The Ralliart is a car that cuts about 25 percent from the Evo's price while only losing about 5 percent of the fun. There's still plenty of power from the boosted four-cylinder and the six-speed dual-clutch transmission is a pro at rev-matching downshifts. With a light dusting of snow on the ground, the Sportback Ralliart happily slides its rear around corners at the direction of your right foot, but the all-wheel drive is always ready to pull things back into line.
The transmission's sport mode is dang good, aggressively downshifting on braking and holding onto gears so that power is always on tap. Normal mode is also quite assertive to the point that it seems like overkill. In downtown Ann Arbor, I was cruising for blocks at a time with barely any throttle input while the transmission held second gear at 2700 rpm. It seems like a more conservative calibration could pick up an extra mile per gallon or two in city fuel economy. Of course the best way to swap gears is using the big shift paddles that are properly mounted to the steering column.
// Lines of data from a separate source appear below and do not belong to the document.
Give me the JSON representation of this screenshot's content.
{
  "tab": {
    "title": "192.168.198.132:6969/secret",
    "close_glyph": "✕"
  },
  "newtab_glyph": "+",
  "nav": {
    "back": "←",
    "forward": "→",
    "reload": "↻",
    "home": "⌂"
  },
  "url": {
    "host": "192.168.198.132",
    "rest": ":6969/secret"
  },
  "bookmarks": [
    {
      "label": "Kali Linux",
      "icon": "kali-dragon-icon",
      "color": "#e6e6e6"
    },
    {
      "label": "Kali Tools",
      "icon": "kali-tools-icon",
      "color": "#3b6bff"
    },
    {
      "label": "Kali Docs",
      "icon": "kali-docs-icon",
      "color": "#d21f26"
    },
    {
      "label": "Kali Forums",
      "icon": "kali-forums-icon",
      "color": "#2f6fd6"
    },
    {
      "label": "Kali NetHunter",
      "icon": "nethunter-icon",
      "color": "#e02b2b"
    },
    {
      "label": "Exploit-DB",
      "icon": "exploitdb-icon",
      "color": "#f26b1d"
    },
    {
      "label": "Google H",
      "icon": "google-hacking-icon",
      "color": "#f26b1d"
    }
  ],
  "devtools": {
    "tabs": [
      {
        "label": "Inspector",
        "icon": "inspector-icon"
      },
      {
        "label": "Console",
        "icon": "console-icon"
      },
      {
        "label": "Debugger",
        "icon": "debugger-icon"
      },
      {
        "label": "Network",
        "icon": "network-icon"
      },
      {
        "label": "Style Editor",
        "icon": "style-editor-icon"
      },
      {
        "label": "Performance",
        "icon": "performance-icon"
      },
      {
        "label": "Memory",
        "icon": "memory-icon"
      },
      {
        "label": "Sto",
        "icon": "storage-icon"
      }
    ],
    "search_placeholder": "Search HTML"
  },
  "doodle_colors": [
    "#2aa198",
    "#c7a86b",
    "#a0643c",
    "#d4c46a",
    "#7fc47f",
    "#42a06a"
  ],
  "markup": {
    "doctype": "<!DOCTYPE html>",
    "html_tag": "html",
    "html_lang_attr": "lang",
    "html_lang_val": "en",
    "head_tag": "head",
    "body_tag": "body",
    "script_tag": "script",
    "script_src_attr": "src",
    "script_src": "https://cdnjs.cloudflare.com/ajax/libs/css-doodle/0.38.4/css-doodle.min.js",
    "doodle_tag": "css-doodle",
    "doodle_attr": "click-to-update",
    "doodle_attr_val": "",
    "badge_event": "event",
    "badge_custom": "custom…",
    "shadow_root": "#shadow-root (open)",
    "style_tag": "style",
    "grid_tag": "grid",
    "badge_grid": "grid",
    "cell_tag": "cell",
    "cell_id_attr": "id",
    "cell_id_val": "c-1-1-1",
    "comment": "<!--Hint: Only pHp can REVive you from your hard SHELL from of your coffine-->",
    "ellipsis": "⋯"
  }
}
The Sportback styling is jarring in profile and would probably drive me to purchase the Ralliart sedan. The upper hatch is too aggressively sloped and the rear quarter below the beltline looks enormous. The short roofline also looks like it could have been a cost saving effort so that Mitsubishi didn't have to put in another side window behind the rear door. That said, the hatch does provide a substantial increase in usable room compared to the sedan.
Eric Tingwall, Associate Editor